Factory with goldenrod

Today demolition crews began tearing down my favorite abandoned factory: a crumbling edifice I’ve always secretly considered my own.

Condemned

During the four years I’ve lived in Keene, I’ve photographed the old factory at 92 Water Street countless times, from various angles and in diverse light and weather. You could say this factory is my own Motif Number 1: an artistic subject I’ve revisited time and again, never convinced I’ve truly captured it. Would you believe me if I claimed this crumbling old edifice has moods, and I’ve spent four years trying to understand them? Would you believe me if I claimed I myself have many moods, and in a way this old edifice, standing as a stubborn anachronism in the middle of a residential neighborhood, reminds me of my own inscrutable self?

Do not cross line

Filed away in my photo archives, I have a handful of pictures my then-husband took of me when we first moved to Keene. I was updating my website and needed photos of myself; I wanted these images to be taken outdoors in a landscape that felt like home. Posing among late summer goldenrods with a background of weathered brick, I felt authorial and astute. Looking back today on those now-dated photos, I see myself as being infinitely more innocent than a mere four years would suggest, my hair severely short and my body painfully thin. I look fragile and even brittle, as if the tension of living in a crumbling marriage was attenuating my soul to the point of breaking. Four years later, I’m softer around the edges: my hair is long and carefree, my body is relaxed and plump, and I’m happy. The person I see smiling in those pictures is not the person I am today, and the building that stands behind her will soon be no more.

Asbestos danger

When I saw the gaping hole today’s wrecking ball made in a factory I’ve spent four years studying, I realized how many memories are trapped behind its brick and mortar facade. Here is a building my then-husband couldn’t understand my fascination with; here is a building that knew me when I was someone else entirely. If there’s one thing I’ve learned in the years since my separation, it’s that you sometimes have to wreck your life in order to save it, the familiar things that bring you comfort being the very things that prevent your growth. In the aftermath of divorce, the sight of an old, abandoned building that still found strength to stand was quietly re-assuring, and these days, I think I can continue standing without such reassurances. Although I still cherish the countless pictures I’ve taken of “my” factory over the years, the time has come to move on to other scenes.

Wrecked

Click here to see various views of this same factory, taken over the past four years.

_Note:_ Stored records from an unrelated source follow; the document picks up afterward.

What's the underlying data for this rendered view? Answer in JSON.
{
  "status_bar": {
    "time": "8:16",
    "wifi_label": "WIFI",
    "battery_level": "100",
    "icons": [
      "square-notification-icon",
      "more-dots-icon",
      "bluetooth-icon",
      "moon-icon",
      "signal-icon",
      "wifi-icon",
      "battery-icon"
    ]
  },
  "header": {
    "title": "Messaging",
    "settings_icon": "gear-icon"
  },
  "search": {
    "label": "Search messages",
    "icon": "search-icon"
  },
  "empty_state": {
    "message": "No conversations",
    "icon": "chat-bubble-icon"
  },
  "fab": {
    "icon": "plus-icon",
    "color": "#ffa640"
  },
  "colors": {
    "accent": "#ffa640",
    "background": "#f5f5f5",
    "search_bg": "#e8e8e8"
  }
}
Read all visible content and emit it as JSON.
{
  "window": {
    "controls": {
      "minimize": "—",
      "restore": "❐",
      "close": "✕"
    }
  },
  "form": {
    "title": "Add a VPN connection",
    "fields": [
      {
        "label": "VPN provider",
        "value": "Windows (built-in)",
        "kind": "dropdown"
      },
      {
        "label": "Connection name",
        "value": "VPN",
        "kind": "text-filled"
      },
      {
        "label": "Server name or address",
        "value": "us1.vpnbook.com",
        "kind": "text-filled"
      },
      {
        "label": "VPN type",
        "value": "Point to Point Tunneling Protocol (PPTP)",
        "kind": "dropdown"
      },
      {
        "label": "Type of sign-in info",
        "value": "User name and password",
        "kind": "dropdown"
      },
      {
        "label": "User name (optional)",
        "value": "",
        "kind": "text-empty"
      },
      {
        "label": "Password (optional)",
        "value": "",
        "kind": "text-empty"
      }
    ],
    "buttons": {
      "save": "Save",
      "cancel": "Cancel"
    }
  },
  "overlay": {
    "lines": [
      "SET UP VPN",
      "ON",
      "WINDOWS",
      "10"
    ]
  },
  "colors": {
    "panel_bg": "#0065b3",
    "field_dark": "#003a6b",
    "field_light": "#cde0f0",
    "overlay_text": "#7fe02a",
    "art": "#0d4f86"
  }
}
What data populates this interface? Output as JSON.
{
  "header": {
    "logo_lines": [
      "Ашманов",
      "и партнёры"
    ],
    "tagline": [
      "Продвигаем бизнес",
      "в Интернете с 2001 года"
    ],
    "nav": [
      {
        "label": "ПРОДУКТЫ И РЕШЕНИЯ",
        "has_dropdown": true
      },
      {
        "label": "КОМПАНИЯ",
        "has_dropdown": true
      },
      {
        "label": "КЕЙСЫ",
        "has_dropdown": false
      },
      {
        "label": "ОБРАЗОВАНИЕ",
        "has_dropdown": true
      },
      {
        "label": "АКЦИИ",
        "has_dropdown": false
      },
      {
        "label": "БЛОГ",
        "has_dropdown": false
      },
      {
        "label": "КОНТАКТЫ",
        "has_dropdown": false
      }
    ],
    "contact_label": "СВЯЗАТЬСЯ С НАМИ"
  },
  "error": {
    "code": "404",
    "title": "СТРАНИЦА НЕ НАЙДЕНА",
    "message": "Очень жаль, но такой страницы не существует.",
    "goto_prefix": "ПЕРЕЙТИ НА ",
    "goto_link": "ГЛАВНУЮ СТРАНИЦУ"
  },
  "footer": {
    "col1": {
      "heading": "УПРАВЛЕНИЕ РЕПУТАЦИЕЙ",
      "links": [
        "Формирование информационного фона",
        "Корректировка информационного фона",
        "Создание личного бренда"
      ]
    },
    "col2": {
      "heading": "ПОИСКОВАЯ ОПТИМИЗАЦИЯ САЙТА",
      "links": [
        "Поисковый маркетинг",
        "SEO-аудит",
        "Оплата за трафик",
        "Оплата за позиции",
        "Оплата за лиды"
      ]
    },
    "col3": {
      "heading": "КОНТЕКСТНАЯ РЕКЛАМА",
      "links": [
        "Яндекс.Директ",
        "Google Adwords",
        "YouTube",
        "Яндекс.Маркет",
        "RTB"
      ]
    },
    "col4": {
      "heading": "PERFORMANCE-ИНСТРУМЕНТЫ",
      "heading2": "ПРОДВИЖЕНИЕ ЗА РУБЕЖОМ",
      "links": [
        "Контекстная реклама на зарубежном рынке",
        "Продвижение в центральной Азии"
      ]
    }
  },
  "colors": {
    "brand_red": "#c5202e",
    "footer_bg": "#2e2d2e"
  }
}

The photos aren’t in chronological order, so if you view the slide-show of these images, you’ll zip back and forth in time, seeing graffiti and other ephemerals as they come and go. Enjoy!